## TASK INSTRUCTIONS
Within the records below, filter for lines carrying the word "size" and copy them.
-- Opening Marker --
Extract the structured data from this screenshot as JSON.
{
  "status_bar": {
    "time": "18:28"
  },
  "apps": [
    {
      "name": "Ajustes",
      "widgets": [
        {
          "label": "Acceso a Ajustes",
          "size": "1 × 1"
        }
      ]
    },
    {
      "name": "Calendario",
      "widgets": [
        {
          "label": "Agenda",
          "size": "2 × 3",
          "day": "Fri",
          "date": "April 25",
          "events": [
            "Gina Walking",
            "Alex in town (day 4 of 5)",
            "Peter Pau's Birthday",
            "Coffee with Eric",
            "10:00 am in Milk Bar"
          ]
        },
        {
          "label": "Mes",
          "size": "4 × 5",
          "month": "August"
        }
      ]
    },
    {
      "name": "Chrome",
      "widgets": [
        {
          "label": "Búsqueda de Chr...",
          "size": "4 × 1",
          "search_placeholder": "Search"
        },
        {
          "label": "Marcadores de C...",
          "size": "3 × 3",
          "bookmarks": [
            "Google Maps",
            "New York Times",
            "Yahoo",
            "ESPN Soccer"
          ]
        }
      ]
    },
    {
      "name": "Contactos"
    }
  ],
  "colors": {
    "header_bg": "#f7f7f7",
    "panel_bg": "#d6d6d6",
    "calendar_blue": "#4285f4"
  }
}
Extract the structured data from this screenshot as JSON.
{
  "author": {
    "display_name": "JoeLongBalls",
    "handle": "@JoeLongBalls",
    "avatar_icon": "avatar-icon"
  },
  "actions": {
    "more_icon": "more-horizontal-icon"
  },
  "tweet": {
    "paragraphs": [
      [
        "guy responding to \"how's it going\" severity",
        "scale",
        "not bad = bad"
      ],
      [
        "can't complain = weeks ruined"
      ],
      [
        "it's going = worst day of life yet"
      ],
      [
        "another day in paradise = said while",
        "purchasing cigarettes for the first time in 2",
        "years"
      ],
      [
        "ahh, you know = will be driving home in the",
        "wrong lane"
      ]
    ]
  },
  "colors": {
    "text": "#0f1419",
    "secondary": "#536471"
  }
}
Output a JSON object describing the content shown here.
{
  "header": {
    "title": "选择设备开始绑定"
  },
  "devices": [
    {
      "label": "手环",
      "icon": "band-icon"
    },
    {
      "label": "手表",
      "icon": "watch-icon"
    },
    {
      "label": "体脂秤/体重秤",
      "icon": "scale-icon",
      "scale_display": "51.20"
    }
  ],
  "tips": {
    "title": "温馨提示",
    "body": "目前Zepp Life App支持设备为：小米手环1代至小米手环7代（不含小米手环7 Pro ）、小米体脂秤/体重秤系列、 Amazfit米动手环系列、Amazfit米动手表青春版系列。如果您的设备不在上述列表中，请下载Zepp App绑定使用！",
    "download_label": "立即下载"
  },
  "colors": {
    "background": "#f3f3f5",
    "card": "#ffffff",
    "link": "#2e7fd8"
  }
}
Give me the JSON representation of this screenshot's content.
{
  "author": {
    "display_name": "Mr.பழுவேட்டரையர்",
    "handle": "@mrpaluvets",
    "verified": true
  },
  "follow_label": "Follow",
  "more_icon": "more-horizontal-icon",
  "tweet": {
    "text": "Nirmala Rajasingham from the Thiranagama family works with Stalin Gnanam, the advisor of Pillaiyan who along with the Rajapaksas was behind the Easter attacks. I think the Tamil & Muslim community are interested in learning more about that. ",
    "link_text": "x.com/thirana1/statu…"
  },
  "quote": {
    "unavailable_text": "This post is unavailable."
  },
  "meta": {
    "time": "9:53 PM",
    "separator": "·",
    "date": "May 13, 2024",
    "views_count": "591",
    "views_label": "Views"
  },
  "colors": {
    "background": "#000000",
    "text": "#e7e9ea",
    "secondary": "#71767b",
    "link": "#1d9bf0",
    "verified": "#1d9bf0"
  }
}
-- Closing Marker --
## TASK OUTPUT
          "size": "1 × 1"
          "size": "2 × 3",
          "size": "4 × 5",
          "size": "4 × 1",
          "size": "3 × 3",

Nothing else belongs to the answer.